If you think you might have cancer there is a lot of information here that may answer your questions.

The following are the five most common signs of cancer in young people. To be of concern, these symptoms must always be PERSISTENT and UNEXPLAINED.

Please remember that cancer in young people is very rare and the following could also be signs of other, everyday illnesses.

Warning signs

  • An unexplained lump, bump or swelling that remains for a period of weeks. These can appear anywhere on or in your body.

  • Pain that doesn't go away with painkillers. The pain can be experienced anywhere in or on your body. Remember that to be of concern the pain should be persistent and unexplained.

  • Significant weight loss

  • Extreme tiredness. Another way of saying this is 'chronic fatigue.' This doesn’t mean struggling to get out of bed on a school/work day, it means absolute exhaustion that doesn’t go away.

  • Changes in a mole. The key changes to be aware of are itching, bleeding, change in shape, colour, asymmetry and blurred or jagged edges.

Other signs that are less common in young people but may be found in people experiencing cancer of any age group are:

  • Abnormal bleeding; particularly from the vagina or back passage but also in urine or when vomiting
  • A persistent cough or hoarseness
  • Changes to skin other than difference in a mole; this can be cuts that wont heal, the appearance of ulcers or sores that don’t go away, itchiness or bleeding
  • A change in bowel habit that is persistent or unexplained

The most important thing that you can do is know your body. Any persistent or unexplained signs should be described to a doctor.
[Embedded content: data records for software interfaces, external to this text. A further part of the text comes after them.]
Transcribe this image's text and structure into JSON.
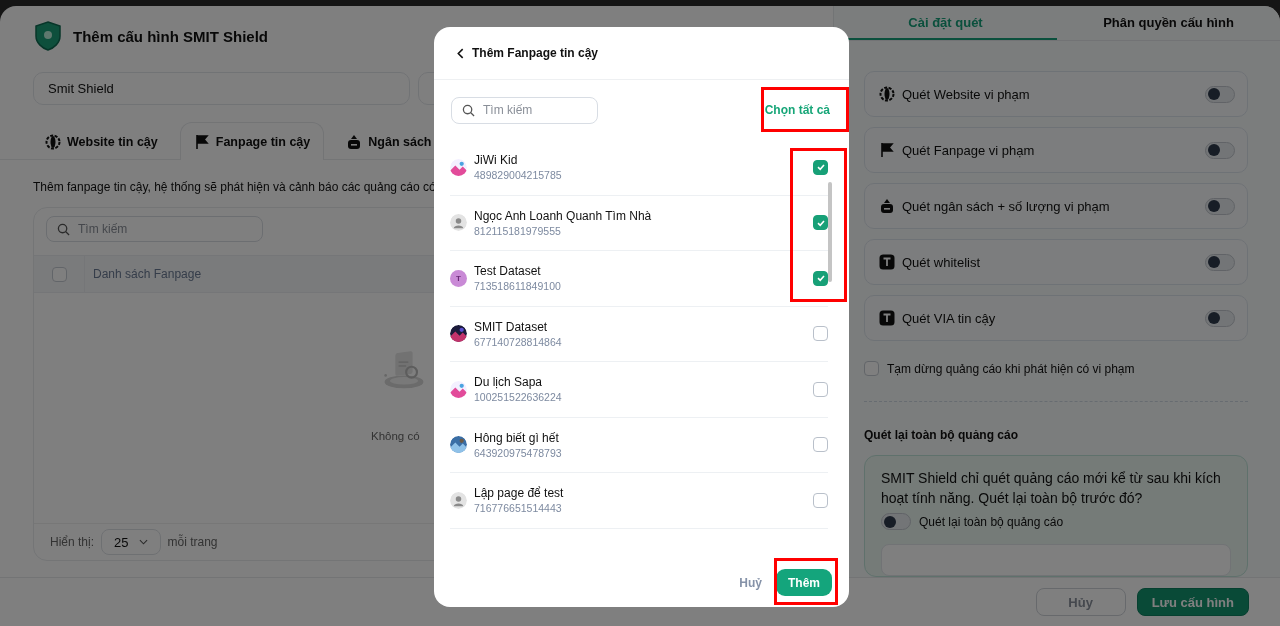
{
  "config_header": {
    "title": "Thêm cấu hình SMIT Shield"
  },
  "name_field": {
    "value": "Smit Shield"
  },
  "section_tabs": [
    {
      "label": "Website tin cậy",
      "selected": false
    },
    {
      "label": "Fanpage tin cậy",
      "selected": true
    },
    {
      "label": "Ngân sách",
      "selected": false
    }
  ],
  "description": "Thêm fanpage tin cậy, hệ thống sẽ phát hiện và cảnh báo các quảng cáo có",
  "fanpage_table": {
    "search_placeholder": "Tìm kiếm",
    "select_all_checked": false,
    "column_header": "Danh sách Fanpage",
    "empty_text": "Không có",
    "page_size_label": "Hiển thị:",
    "page_size": "25",
    "per_page_label": "mỗi trang"
  },
  "footer_buttons": [
    {
      "label": "Hủy",
      "kind": "secondary"
    },
    {
      "label": "Lưu cấu hình",
      "kind": "primary"
    }
  ],
  "settings_tabs": [
    {
      "label": "Cài đặt quét",
      "selected": true
    },
    {
      "label": "Phân quyền cấu hình",
      "selected": false
    }
  ],
  "scan_options": [
    {
      "label": "Quét Website vi phạm",
      "on": false
    },
    {
      "label": "Quét Fanpage vi phạm",
      "on": false
    },
    {
      "label": "Quét ngân sách + số lượng vi phạm",
      "on": false
    },
    {
      "label": "Quét whitelist",
      "on": false
    },
    {
      "label": "Quét VIA tin cậy",
      "on": false
    }
  ],
  "pause_ads": {
    "label": "Tạm dừng quảng cáo khi phát hiện có vi phạm",
    "checked": false
  },
  "rescan": {
    "heading": "Quét lại toàn bộ quảng cáo",
    "message": "SMIT Shield chỉ quét quảng cáo mới kể từ sau khi kích hoạt tính năng. Quét lại toàn bộ trước đó?",
    "toggle_label": "Quét lại toàn bộ quảng cáo",
    "on": false
  },
  "modal": {
    "title": "Thêm Fanpage tin cậy",
    "search_placeholder": "Tìm kiếm",
    "select_all": "Chọn tất cả",
    "cancel": "Huỷ",
    "confirm": "Thêm",
    "pages": [
      {
        "name": "JiWi Kid",
        "id": "489829004215785",
        "checked": true
      },
      {
        "name": "Ngọc Anh Loanh Quanh Tìm Nhà",
        "id": "812115181979555",
        "checked": true
      },
      {
        "name": "Test Dataset",
        "id": "713518611849100",
        "letter": "T",
        "checked": true
      },
      {
        "name": "SMIT Dataset",
        "id": "677140728814864",
        "checked": false
      },
      {
        "name": "Du lịch Sapa",
        "id": "100251522636224",
        "checked": false
      },
      {
        "name": "Hông biết gì hết",
        "id": "643920975478793",
        "checked": false
      },
      {
        "name": "Lập page để test",
        "id": "716776651514443",
        "checked": false
      }
    ]
  }
}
If it helps, write down your signs before you go. If symptoms don’t go away after treatment by your doctor, go back to the doctor’s office and explain what you are experiencing again. You are never wasting your doctor’s time.

Find out more about the signs on our Action Week page.

Talking to health professionals

What to expect when talking to doctors and nurses.More about Talking to health professionals

Preparing to see your doctor

If you are worried about your health and plan to go and see your doctor, running through these questions in advance may help you feel better prepared.

Thinking this information through beforehand will also mean you can provide useful information for your doctor. You can even print off a copy of the form and give it to your doctor when you see them.

Who to speak to?

Thinking you might have cancer is tough but it’s really important to remember that you don’t need to go through it on your own.More about Who to speak to?

Find Your Sense of Tumour

This conference gives young people who have had cancer a chance to share their experiences with people their own age who've had similar experiences.


Young people share their experiences through video diaries, short films, music and animation. Also check out regular broadcasts, Find Your Sense of Tumour footage and more...


Medikidz comic books

Medikidz is the world's first medical education provider exclusively for young people. Check out the range of comic books about Leukaemia, Brain Tumours and more...